Allan Schore, a Psychologist from the University of California, Los Angeles, did a research from the viewpoint of neurobiology over the course of past 20 years, making small changes in therapy would not result in the intellectual communication between client and therapist but in a more detectable way – so, what Allan Schore is trying to convey the battle in the therapy session is not between the client and therapist but between two brains and two bodies.
If you observe a mother and an infant, they will communicate through gestures, vocal nuance, and touch. A mother will understand what his child wants through his baby nonverbal cues and reacts to it spontaneously. In the same way, the therapist also understands his client without a single word from her client. The main point here is if the therapist understands her client completely, then he will start behaving accordingly to that. Many problems will solve if you follow this pattern.
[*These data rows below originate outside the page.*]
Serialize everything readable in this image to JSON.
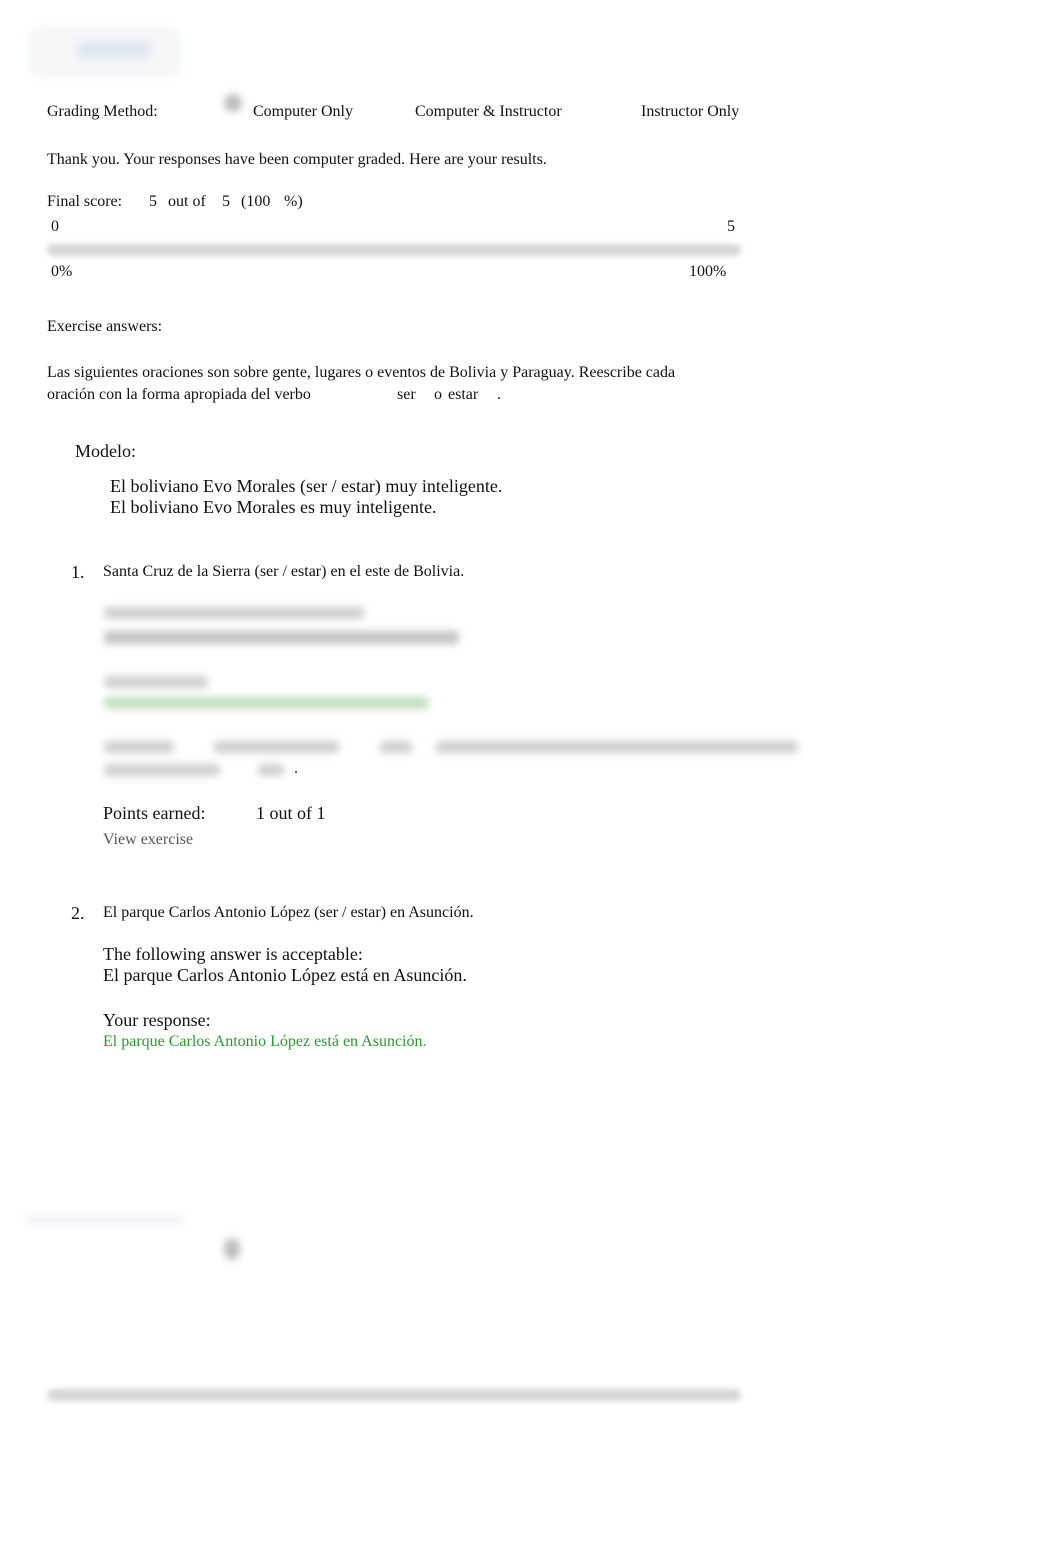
{
  "header": {
    "logo_icon": "blurred-logo"
  },
  "grading": {
    "label": "Grading Method:",
    "options": [
      "Computer Only",
      "Computer & Instructor",
      "Instructor Only"
    ],
    "selected": "Computer Only"
  },
  "thanks": "Thank you. Your responses have been computer graded. Here are your results.",
  "score": {
    "label": "Final score:",
    "earned": "5",
    "out_of": "out of",
    "total": "5",
    "percent_open": "(100",
    "percent_close": "%)",
    "scale_min": "0",
    "scale_max": "5",
    "pct_min": "0%",
    "pct_max": "100%",
    "progress_percent": 100
  },
  "exercise_answers_label": "Exercise answers:",
  "instructions": {
    "line1": "Las siguientes oraciones son sobre gente, lugares o eventos de Bolivia y Paraguay. Reescribe cada",
    "line2": "oración con la forma apropiada del verbo",
    "verb1": "ser",
    "or": "o",
    "verb2": "estar",
    "period": "."
  },
  "model": {
    "label": "Modelo:",
    "prompt": "El boliviano Evo Morales (ser / estar) muy inteligente.",
    "answer": "El boliviano Evo Morales es muy inteligente."
  },
  "questions": [
    {
      "number": "1.",
      "prompt": "Santa Cruz de la Sierra (ser / estar) en el este de Bolivia.",
      "period": ".",
      "points_label": "Points earned:",
      "points_value": "1 out of 1",
      "view_link": "View exercise"
    },
    {
      "number": "2.",
      "prompt": "El parque Carlos Antonio López (ser / estar) en Asunción.",
      "acceptable_label": "The following answer is acceptable:",
      "acceptable_answer": "El parque Carlos Antonio López está en Asunción.",
      "response_label": "Your response:",
      "response": "El parque Carlos Antonio López está en Asunción."
    }
  ],
  "colors": {
    "correct": "#2a9a2a",
    "bar": "#d6d6d6"
  }
}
Gergely Csibra and Gyorgy Gergely professors from the Central European University in Budapest, in the Department of Cognitive Science proposed a theory in 2011. In order to find out the trustworthy sources of information, we depend on some visual and verbal cues or signals. Sensitive caregivers got the trust of babies as they teach them how to mingle with other people and also navigate them to the right path. Harvard University Conducted a study on securely attached children, they found interesting results. Children will listen to their mum as long as she is doing the right things but they will stop believing her if her statements run against reality.
Nervous people tend to behave in an abnormal manner and mislead themselves frequently. They always show signs of unsupportive or uninterested. People who are having the personality of avoidant people will always try to protect themselves, which will ultimately hold on to them to negative stereotypes and they will print a negative impression in the minds of others. For instance, Mikulincer’s research on married couples in the year 2003 revealed that the people who feel nervous all the time rated their spouses were objectively more supportive, and the people who belong to the category of avoidant people failed to notice good vibes in their spouses.
Cora believed that someone will come for her and this hope increases the severity of her disease. During her last therapy sessions, she believed that she had a friend she could count on, and also, she realized that she wasn’t alone. It doesn’t mean that the people she is trusting now were absent before, its just her condition which made her feel lonely. Cora therapy sessions successful only when she started believing in her therapist, then she started feeling good for herself and then in the goodwill of the world. Now, Cora is ready to live and face the world. She is no longer submissive to her mother and her mother’s friends. By erasing the negative thoughts in her mind, she is going to design a wonderful life for her. Halvorsen told me, “The main objective of the therapist who was treating Cora was to reduce her suicidal thoughts because thoughts will create an idea about how to attempt it properly and if she doesn’t have the thoughts regarding suicide then she will stop harming herself and that was the main motto of the Cora’s therapist and he did his job brilliantly.
During her last therapy session, Cora offered a gift to her therapist and it was a carabiner. It is used in the mountains by the climbers, and this carabiner helps the climbers in their dangerous situations.